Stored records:

§ §

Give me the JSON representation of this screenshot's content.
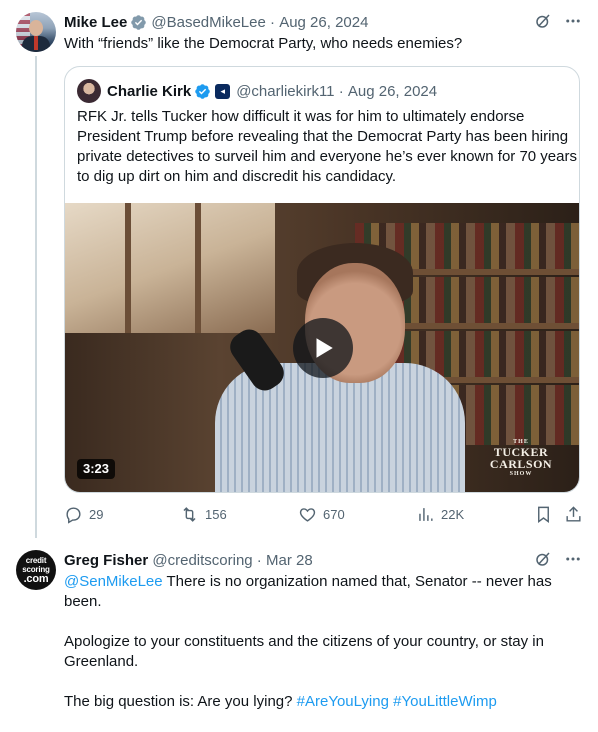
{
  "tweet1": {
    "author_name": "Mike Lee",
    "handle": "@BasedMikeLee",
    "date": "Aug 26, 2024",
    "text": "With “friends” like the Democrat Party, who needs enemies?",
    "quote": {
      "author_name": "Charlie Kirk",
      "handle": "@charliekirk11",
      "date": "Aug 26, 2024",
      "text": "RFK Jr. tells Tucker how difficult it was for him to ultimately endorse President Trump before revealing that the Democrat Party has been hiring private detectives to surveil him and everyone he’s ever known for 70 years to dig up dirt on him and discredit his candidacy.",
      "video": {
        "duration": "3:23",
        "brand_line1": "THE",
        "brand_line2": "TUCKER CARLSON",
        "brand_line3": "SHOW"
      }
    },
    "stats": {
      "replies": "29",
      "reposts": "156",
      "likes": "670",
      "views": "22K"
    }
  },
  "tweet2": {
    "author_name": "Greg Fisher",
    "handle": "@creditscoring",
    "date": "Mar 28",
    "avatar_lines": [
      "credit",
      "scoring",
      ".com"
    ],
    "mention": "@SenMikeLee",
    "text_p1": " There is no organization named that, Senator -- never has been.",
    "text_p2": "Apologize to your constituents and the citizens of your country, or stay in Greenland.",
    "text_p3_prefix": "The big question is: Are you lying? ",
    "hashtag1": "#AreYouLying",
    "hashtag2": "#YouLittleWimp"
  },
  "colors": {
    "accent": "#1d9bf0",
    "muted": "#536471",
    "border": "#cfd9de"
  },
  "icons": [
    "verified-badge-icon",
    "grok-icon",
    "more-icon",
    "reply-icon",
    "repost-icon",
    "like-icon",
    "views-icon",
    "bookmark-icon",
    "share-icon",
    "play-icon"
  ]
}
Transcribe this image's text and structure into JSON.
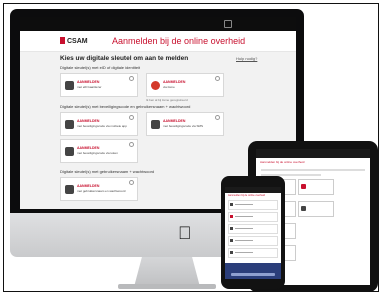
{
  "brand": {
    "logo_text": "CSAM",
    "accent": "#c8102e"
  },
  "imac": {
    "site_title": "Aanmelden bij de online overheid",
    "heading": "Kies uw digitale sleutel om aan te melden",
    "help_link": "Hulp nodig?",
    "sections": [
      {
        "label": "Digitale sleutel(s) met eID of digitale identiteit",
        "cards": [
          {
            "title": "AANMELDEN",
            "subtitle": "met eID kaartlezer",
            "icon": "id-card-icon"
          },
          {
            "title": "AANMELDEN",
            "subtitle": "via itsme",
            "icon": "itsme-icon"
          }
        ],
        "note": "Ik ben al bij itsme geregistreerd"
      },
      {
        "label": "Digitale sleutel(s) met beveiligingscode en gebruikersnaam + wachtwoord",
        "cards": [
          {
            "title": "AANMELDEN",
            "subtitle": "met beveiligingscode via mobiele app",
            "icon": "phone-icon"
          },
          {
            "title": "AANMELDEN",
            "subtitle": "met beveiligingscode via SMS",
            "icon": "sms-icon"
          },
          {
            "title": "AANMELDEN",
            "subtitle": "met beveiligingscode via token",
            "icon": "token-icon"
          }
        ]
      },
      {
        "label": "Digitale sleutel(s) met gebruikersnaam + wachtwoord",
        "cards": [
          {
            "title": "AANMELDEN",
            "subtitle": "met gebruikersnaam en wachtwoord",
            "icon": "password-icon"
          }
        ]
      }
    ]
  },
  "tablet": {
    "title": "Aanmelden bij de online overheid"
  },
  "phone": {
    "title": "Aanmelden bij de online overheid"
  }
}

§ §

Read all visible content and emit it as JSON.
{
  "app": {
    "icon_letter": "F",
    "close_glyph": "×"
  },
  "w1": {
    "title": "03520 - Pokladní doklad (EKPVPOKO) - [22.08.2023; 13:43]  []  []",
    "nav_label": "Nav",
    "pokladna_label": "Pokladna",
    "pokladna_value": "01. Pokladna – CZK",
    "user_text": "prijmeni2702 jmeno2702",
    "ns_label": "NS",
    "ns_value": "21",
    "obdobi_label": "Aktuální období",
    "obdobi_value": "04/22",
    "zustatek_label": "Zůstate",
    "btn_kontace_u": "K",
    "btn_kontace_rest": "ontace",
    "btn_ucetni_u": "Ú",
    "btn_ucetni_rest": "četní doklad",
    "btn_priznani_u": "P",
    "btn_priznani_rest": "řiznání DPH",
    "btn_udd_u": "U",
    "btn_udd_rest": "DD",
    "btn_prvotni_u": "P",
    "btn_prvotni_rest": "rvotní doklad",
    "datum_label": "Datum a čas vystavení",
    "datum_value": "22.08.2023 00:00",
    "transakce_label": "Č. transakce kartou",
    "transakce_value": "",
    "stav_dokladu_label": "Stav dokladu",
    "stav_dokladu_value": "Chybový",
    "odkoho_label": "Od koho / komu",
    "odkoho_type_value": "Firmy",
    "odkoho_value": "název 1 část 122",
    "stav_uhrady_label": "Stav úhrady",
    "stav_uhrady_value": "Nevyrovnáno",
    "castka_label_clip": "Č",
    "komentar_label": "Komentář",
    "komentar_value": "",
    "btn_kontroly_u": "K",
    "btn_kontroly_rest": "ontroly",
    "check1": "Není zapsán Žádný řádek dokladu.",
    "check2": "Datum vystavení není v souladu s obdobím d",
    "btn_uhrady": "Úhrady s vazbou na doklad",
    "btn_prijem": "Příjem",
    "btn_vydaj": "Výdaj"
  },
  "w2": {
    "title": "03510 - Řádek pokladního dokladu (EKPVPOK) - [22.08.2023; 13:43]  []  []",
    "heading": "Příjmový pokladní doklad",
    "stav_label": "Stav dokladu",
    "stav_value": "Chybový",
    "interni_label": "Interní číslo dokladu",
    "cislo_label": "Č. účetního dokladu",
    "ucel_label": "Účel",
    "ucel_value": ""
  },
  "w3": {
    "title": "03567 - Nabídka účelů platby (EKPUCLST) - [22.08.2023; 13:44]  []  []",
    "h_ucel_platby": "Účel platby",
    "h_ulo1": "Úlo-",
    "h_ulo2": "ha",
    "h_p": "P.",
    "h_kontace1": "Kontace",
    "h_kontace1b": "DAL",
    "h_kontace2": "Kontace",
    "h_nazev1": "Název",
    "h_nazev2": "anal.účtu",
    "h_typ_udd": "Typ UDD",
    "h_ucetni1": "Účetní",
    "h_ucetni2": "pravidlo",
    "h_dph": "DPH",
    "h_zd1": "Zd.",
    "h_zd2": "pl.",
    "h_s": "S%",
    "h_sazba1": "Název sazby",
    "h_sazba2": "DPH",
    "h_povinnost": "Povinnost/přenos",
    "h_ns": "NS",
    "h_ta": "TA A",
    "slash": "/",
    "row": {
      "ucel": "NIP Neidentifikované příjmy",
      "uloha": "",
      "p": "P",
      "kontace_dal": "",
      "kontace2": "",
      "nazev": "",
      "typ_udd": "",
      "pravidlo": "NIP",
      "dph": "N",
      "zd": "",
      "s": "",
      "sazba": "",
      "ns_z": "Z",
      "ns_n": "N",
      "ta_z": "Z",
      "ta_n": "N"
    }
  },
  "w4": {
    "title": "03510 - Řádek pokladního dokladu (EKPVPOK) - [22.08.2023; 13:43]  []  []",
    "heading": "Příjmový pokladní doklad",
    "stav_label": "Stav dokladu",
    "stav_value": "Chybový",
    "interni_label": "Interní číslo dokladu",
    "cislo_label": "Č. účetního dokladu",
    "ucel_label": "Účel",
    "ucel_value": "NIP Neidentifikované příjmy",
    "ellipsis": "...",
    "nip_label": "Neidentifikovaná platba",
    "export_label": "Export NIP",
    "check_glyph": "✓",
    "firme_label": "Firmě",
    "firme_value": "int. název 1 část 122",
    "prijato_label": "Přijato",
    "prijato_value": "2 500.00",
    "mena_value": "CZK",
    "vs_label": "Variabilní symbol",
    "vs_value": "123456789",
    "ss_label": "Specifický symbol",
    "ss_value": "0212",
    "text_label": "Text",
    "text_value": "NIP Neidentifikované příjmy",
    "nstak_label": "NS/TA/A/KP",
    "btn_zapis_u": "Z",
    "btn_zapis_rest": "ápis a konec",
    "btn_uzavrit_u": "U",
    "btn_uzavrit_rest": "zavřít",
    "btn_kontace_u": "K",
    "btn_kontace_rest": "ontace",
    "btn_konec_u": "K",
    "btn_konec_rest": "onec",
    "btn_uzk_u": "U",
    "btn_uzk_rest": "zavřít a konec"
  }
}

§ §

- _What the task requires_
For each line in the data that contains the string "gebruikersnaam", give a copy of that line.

- _Solution for this exercise_
        "label": "Digitale sleutel(s) met beveiligingscode en gebruikersnaam + wachtwoord",
        "label": "Digitale sleutel(s) met gebruikersnaam + wachtwoord",
            "subtitle": "met gebruikersnaam en wachtwoord",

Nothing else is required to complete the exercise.